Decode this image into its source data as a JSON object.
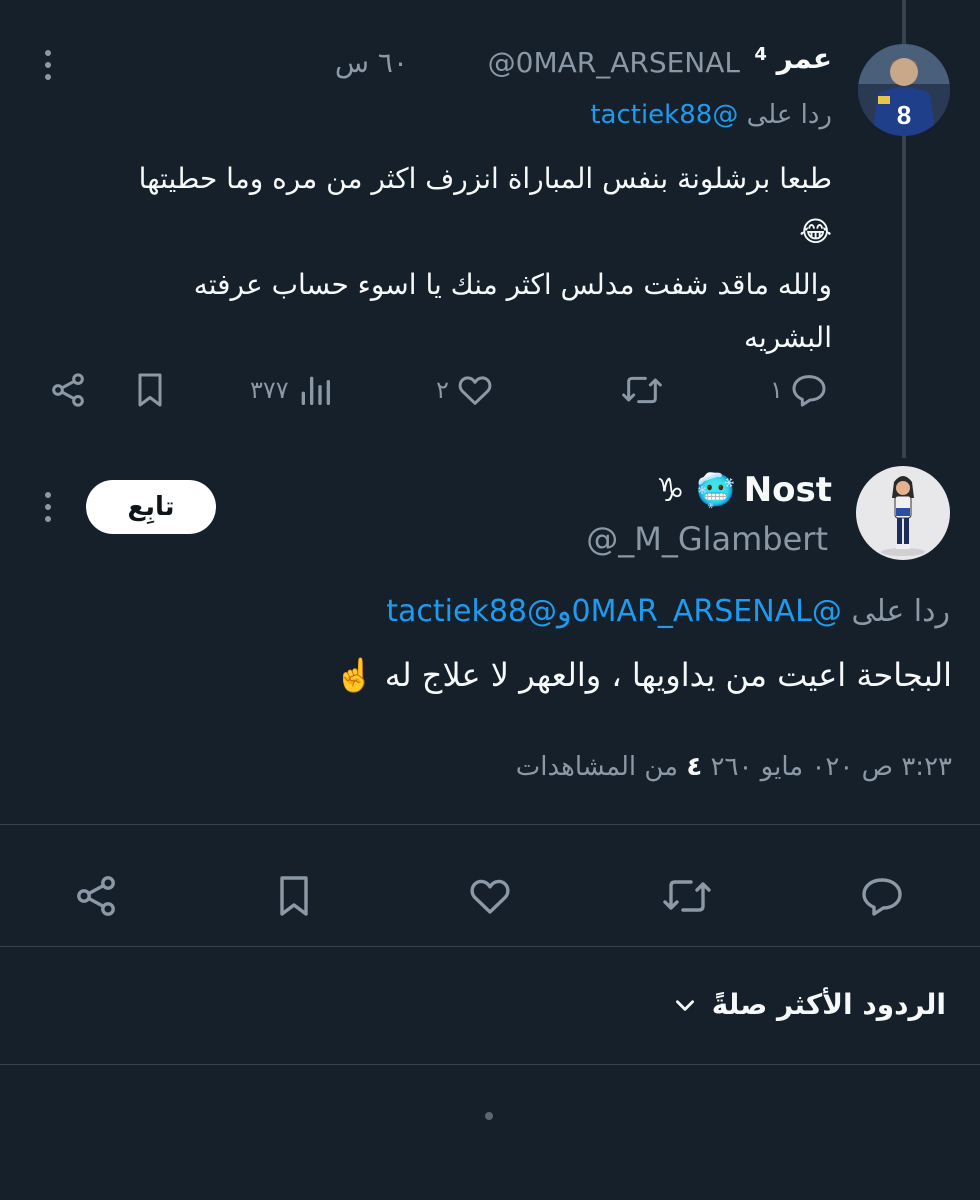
{
  "tweet1": {
    "display_name": "عمر",
    "name_badge": "4",
    "handle": "@0MAR_ARSENAL",
    "time_ago": "٦٠ س",
    "replying_prefix": "ردا على",
    "replying_to": "@tactiek88",
    "body_lines": [
      "طبعا برشلونة بنفس المباراة انزرف اكثر من مره وما حطيتها",
      "😂",
      "والله ماقد شفت مدلس اكثر منك يا اسوء حساب عرفته",
      "البشريه"
    ],
    "actions": {
      "reply_count": "١",
      "retweet_count": "",
      "like_count": "٢",
      "views_count": "٣٧٧"
    },
    "icons": [
      "more-icon",
      "reply-icon",
      "retweet-icon",
      "like-icon",
      "views-icon",
      "bookmark-icon",
      "share-icon"
    ]
  },
  "tweet2": {
    "display_name": "Nost",
    "name_emojis": "♑ 🥶",
    "handle": "@_M_Glambert",
    "follow_label": "تابِع",
    "replying_prefix": "ردا على",
    "replying_to_1": "@0MAR_ARSENAL",
    "replying_and": "و",
    "replying_to_2": "@tactiek88",
    "body": "البجاحة اعيت من يداويها ، والعهر لا علاج له ☝️",
    "timestamp": "٣:٢٣ ص ٠٢٠ مايو ٢٦٠",
    "views_value": "٤",
    "views_label": "من المشاهدات"
  },
  "replies_sort": {
    "label": "الردود الأكثر صلةً"
  },
  "colors": {
    "background": "#15202b",
    "text": "#f7f9f9",
    "muted": "#8b98a5",
    "link": "#1d9bf0",
    "divider": "#38444d"
  }
}
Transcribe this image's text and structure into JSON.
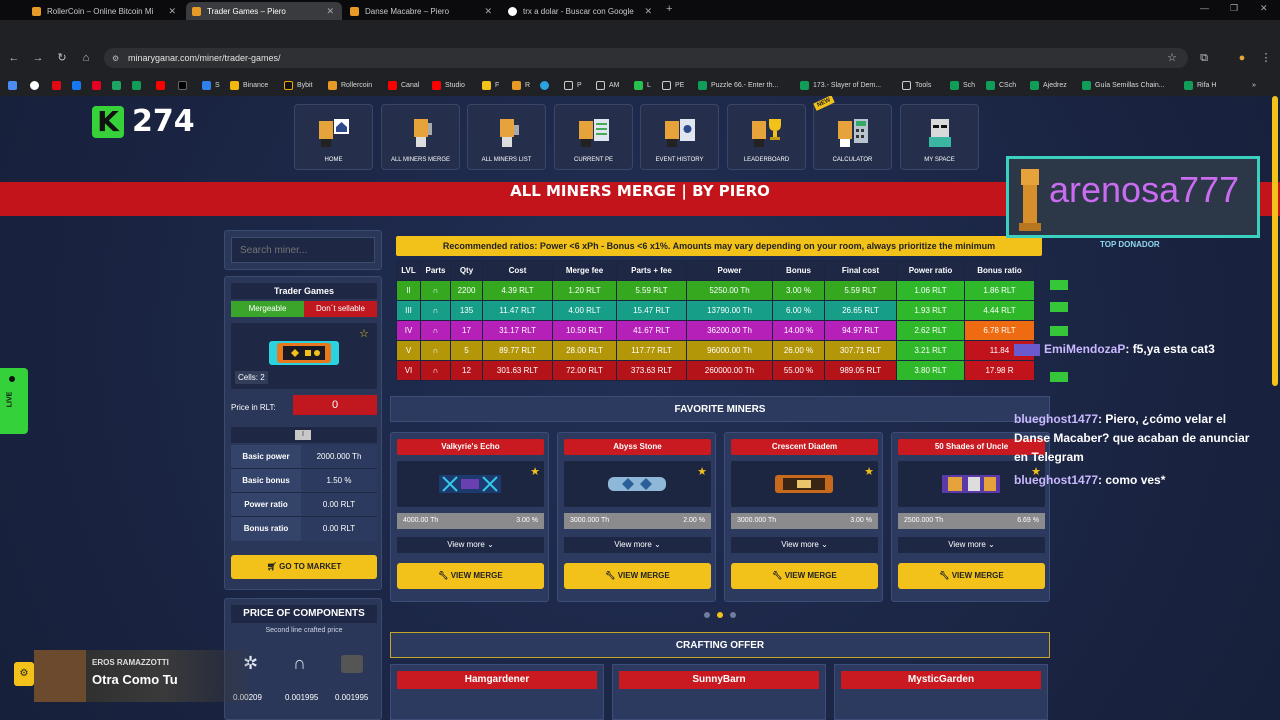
{
  "browser": {
    "tabs": [
      {
        "label": "RollerCoin – Online Bitcoin Mi",
        "active": false
      },
      {
        "label": "Trader Games – Piero",
        "active": true
      },
      {
        "label": "Danse Macabre – Piero",
        "active": false
      },
      {
        "label": "trx a dolar - Buscar con Google",
        "active": false
      }
    ],
    "url": "minaryganar.com/miner/trader-games/",
    "bookmarks": [
      "S",
      "Binance",
      "Bybit",
      "Rollercoin",
      "Canal",
      "Studio",
      "F",
      "R",
      "P",
      "AM",
      "L",
      "PE",
      "Puzzle 66.- Enter th...",
      "173.- Slayer of Dem...",
      "Tools",
      "Sch",
      "CSch",
      "Ajedrez",
      "Guía Semillas Chain...",
      "Rifa H"
    ]
  },
  "logo": {
    "letter": "K",
    "number": "274"
  },
  "nav": [
    {
      "label": "HOME"
    },
    {
      "label": "ALL MINERS MERGE"
    },
    {
      "label": "ALL MINERS LIST"
    },
    {
      "label": "CURRENT PE"
    },
    {
      "label": "EVENT HISTORY"
    },
    {
      "label": "LEADERBOARD"
    },
    {
      "label": "CALCULATOR",
      "badge": "NEW"
    },
    {
      "label": "MY SPACE"
    }
  ],
  "banner": "ALL MINERS MERGE | BY PIERO",
  "search": {
    "placeholder": "Search miner..."
  },
  "selected": {
    "title": "Trader Games",
    "mergeable": "Mergeable",
    "sellable": "Don´t sellable",
    "cells": "Cells: 2",
    "price_label": "Price in RLT:",
    "price_value": "0",
    "toggle": "I",
    "stats": [
      {
        "label": "Basic power",
        "value": "2000.000 Th"
      },
      {
        "label": "Basic bonus",
        "value": "1.50 %"
      },
      {
        "label": "Power ratio",
        "value": "0.00 RLT"
      },
      {
        "label": "Bonus ratio",
        "value": "0.00 RLT"
      }
    ],
    "market_btn": "GO TO MARKET"
  },
  "components": {
    "title": "PRICE OF COMPONENTS",
    "subtitle": "Second line crafted price",
    "prices": [
      "0.00209",
      "0.001995",
      "0.001995"
    ]
  },
  "recommend": "Recommended ratios: Power <6 xPh - Bonus <6 x1%. Amounts may vary depending on your room, always prioritize the minimum",
  "table": {
    "headers": [
      "LVL",
      "Parts",
      "Qty",
      "Cost",
      "Merge fee",
      "Parts + fee",
      "Power",
      "Bonus",
      "Final cost",
      "Power ratio",
      "Bonus ratio"
    ],
    "rows": [
      {
        "lvl": "II",
        "qty": "2200",
        "cost": "4.39 RLT",
        "fee": "1.20 RLT",
        "pf": "5.59 RLT",
        "power": "5250.00 Th",
        "bonus": "3.00 %",
        "final": "5.59 RLT",
        "pr": "1.06 RLT",
        "br": "1.86 RLT"
      },
      {
        "lvl": "III",
        "qty": "135",
        "cost": "11.47 RLT",
        "fee": "4.00 RLT",
        "pf": "15.47 RLT",
        "power": "13790.00 Th",
        "bonus": "6.00 %",
        "final": "26.65 RLT",
        "pr": "1.93 RLT",
        "br": "4.44 RLT"
      },
      {
        "lvl": "IV",
        "qty": "17",
        "cost": "31.17 RLT",
        "fee": "10.50 RLT",
        "pf": "41.67 RLT",
        "power": "36200.00 Th",
        "bonus": "14.00 %",
        "final": "94.97 RLT",
        "pr": "2.62 RLT",
        "br": "6.78 RLT"
      },
      {
        "lvl": "V",
        "qty": "5",
        "cost": "89.77 RLT",
        "fee": "28.00 RLT",
        "pf": "117.77 RLT",
        "power": "96000.00 Th",
        "bonus": "26.00 %",
        "final": "307.71 RLT",
        "pr": "3.21 RLT",
        "br": "11.84"
      },
      {
        "lvl": "VI",
        "qty": "12",
        "cost": "301.63 RLT",
        "fee": "72.00 RLT",
        "pf": "373.63 RLT",
        "power": "260000.00 Th",
        "bonus": "55.00 %",
        "final": "989.05 RLT",
        "pr": "3.80 RLT",
        "br": "17.98 R"
      }
    ]
  },
  "favorites": {
    "title": "FAVORITE MINERS",
    "items": [
      {
        "name": "Valkyrie's Echo",
        "power": "4000.00 Th",
        "bonus": "3.00 %"
      },
      {
        "name": "Abyss Stone",
        "power": "3000.000 Th",
        "bonus": "2.00 %"
      },
      {
        "name": "Crescent Diadem",
        "power": "3000.000 Th",
        "bonus": "3.00 %"
      },
      {
        "name": "50 Shades of Uncle",
        "power": "2500.000 Th",
        "bonus": "6.69 %"
      }
    ],
    "view_more": "View more",
    "view_merge": "VIEW MERGE"
  },
  "crafting": {
    "title": "CRAFTING OFFER",
    "items": [
      "Hamgardener",
      "SunnyBarn",
      "MysticGarden"
    ]
  },
  "overlay": {
    "donor_name": "arenosa777",
    "donor_label": "TOP DONADOR",
    "chat": [
      {
        "user": "EmiMendozaP",
        "msg": ": f5,ya esta cat3"
      },
      {
        "user": "blueghost1477",
        "msg": ": Piero, ¿cómo velar el Danse Macaber? que acaban de anunciar en Telegram"
      },
      {
        "user": "blueghost1477",
        "msg": ": como ves*"
      }
    ],
    "live": "LIVE",
    "music_artist": "EROS RAMAZZOTTI",
    "music_title": "Otra Como Tu"
  }
}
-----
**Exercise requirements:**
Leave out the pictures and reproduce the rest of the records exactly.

**Response area:**
Decode this image into its source data as a JSON object.
{
  "tweet1": {
    "display_name": "عمر",
    "name_badge": "4",
    "handle": "@0MAR_ARSENAL",
    "time_ago": "٦٠ س",
    "replying_prefix": "ردا على",
    "replying_to": "@tactiek88",
    "body_lines": [
      "طبعا برشلونة بنفس المباراة انزرف اكثر من مره وما حطيتها",
      "😂",
      "والله ماقد شفت مدلس اكثر منك يا اسوء حساب عرفته",
      "البشريه"
    ],
    "actions": {
      "reply_count": "١",
      "retweet_count": "",
      "like_count": "٢",
      "views_count": "٣٧٧"
    },
    "icons": [
      "more-icon",
      "reply-icon",
      "retweet-icon",
      "like-icon",
      "views-icon",
      "bookmark-icon",
      "share-icon"
    ]
  },
  "tweet2": {
    "display_name": "Nost",
    "name_emojis": "♑ 🥶",
    "handle": "@_M_Glambert",
    "follow_label": "تابِع",
    "replying_prefix": "ردا على",
    "replying_to_1": "@0MAR_ARSENAL",
    "replying_and": "و",
    "replying_to_2": "@tactiek88",
    "body": "البجاحة اعيت من يداويها ، والعهر لا علاج له ☝️",
    "timestamp": "٣:٢٣ ص ٠٢٠ مايو ٢٦٠",
    "views_value": "٤",
    "views_label": "من المشاهدات"
  },
  "replies_sort": {
    "label": "الردود الأكثر صلةً"
  },
  "colors": {
    "background": "#15202b",
    "text": "#f7f9f9",
    "muted": "#8b98a5",
    "link": "#1d9bf0",
    "divider": "#38444d"
  }
}
Transcribe this image's text and structure into JSON.
{
  "browser": {
    "tabs": [
      {
        "label": "RollerCoin – Online Bitcoin Mi",
        "active": false
      },
      {
        "label": "Trader Games – Piero",
        "active": true
      },
      {
        "label": "Danse Macabre – Piero",
        "active": false
      },
      {
        "label": "trx a dolar - Buscar con Google",
        "active": false
      }
    ],
    "url": "minaryganar.com/miner/trader-games/",
    "bookmarks": [
      "S",
      "Binance",
      "Bybit",
      "Rollercoin",
      "Canal",
      "Studio",
      "F",
      "R",
      "P",
      "AM",
      "L",
      "PE",
      "Puzzle 66.- Enter th...",
      "173.- Slayer of Dem...",
      "Tools",
      "Sch",
      "CSch",
      "Ajedrez",
      "Guía Semillas Chain...",
      "Rifa H"
    ]
  },
  "logo": {
    "letter": "K",
    "number": "274"
  },
  "nav": [
    {
      "label": "HOME"
    },
    {
      "label": "ALL MINERS MERGE"
    },
    {
      "label": "ALL MINERS LIST"
    },
    {
      "label": "CURRENT PE"
    },
    {
      "label": "EVENT HISTORY"
    },
    {
      "label": "LEADERBOARD"
    },
    {
      "label": "CALCULATOR",
      "badge": "NEW"
    },
    {
      "label": "MY SPACE"
    }
  ],
  "banner": "ALL MINERS MERGE | BY PIERO",
  "search": {
    "placeholder": "Search miner..."
  },
  "selected": {
    "title": "Trader Games",
    "mergeable": "Mergeable",
    "sellable": "Don´t sellable",
    "cells": "Cells: 2",
    "price_label": "Price in RLT:",
    "price_value": "0",
    "toggle": "I",
    "stats": [
      {
        "label": "Basic power",
        "value": "2000.000 Th"
      },
      {
        "label": "Basic bonus",
        "value": "1.50 %"
      },
      {
        "label": "Power ratio",
        "value": "0.00 RLT"
      },
      {
        "label": "Bonus ratio",
        "value": "0.00 RLT"
      }
    ],
    "market_btn": "GO TO MARKET"
  },
  "components": {
    "title": "PRICE OF COMPONENTS",
    "subtitle": "Second line crafted price",
    "prices": [
      "0.00209",
      "0.001995",
      "0.001995"
    ]
  },
  "recommend": "Recommended ratios: Power <6 xPh - Bonus <6 x1%. Amounts may vary depending on your room, always prioritize the minimum",
  "table": {
    "headers": [
      "LVL",
      "Parts",
      "Qty",
      "Cost",
      "Merge fee",
      "Parts + fee",
      "Power",
      "Bonus",
      "Final cost",
      "Power ratio",
      "Bonus ratio"
    ],
    "rows": [
      {
        "lvl": "II",
        "qty": "2200",
        "cost": "4.39 RLT",
        "fee": "1.20 RLT",
        "pf": "5.59 RLT",
        "power": "5250.00 Th",
        "bonus": "3.00 %",
        "final": "5.59 RLT",
        "pr": "1.06 RLT",
        "br": "1.86 RLT"
      },
      {
        "lvl": "III",
        "qty": "135",
        "cost": "11.47 RLT",
        "fee": "4.00 RLT",
        "pf": "15.47 RLT",
        "power": "13790.00 Th",
        "bonus": "6.00 %",
        "final": "26.65 RLT",
        "pr": "1.93 RLT",
        "br": "4.44 RLT"
      },
      {
        "lvl": "IV",
        "qty": "17",
        "cost": "31.17 RLT",
        "fee": "10.50 RLT",
        "pf": "41.67 RLT",
        "power": "36200.00 Th",
        "bonus": "14.00 %",
        "final": "94.97 RLT",
        "pr": "2.62 RLT",
        "br": "6.78 RLT"
      },
      {
        "lvl": "V",
        "qty": "5",
        "cost": "89.77 RLT",
        "fee": "28.00 RLT",
        "pf": "117.77 RLT",
        "power": "96000.00 Th",
        "bonus": "26.00 %",
        "final": "307.71 RLT",
        "pr": "3.21 RLT",
        "br": "11.84"
      },
      {
        "lvl": "VI",
        "qty": "12",
        "cost": "301.63 RLT",
        "fee": "72.00 RLT",
        "pf": "373.63 RLT",
        "power": "260000.00 Th",
        "bonus": "55.00 %",
        "final": "989.05 RLT",
        "pr": "3.80 RLT",
        "br": "17.98 R"
      }
    ]
  },
  "favorites": {
    "title": "FAVORITE MINERS",
    "items": [
      {
        "name": "Valkyrie's Echo",
        "power": "4000.00 Th",
        "bonus": "3.00 %"
      },
      {
        "name": "Abyss Stone",
        "power": "3000.000 Th",
        "bonus": "2.00 %"
      },
      {
        "name": "Crescent Diadem",
        "power": "3000.000 Th",
        "bonus": "3.00 %"
      },
      {
        "name": "50 Shades of Uncle",
        "power": "2500.000 Th",
        "bonus": "6.69 %"
      }
    ],
    "view_more": "View more",
    "view_merge": "VIEW MERGE"
  },
  "crafting": {
    "title": "CRAFTING OFFER",
    "items": [
      "Hamgardener",
      "SunnyBarn",
      "MysticGarden"
    ]
  },
  "overlay": {
    "donor_name": "arenosa777",
    "donor_label": "TOP DONADOR",
    "chat": [
      {
        "user": "EmiMendozaP",
        "msg": ": f5,ya esta cat3"
      },
      {
        "user": "blueghost1477",
        "msg": ": Piero, ¿cómo velar el Danse Macaber? que acaban de anunciar en Telegram"
      },
      {
        "user": "blueghost1477",
        "msg": ": como ves*"
      }
    ],
    "live": "LIVE",
    "music_artist": "EROS RAMAZZOTTI",
    "music_title": "Otra Como Tu"
  }
}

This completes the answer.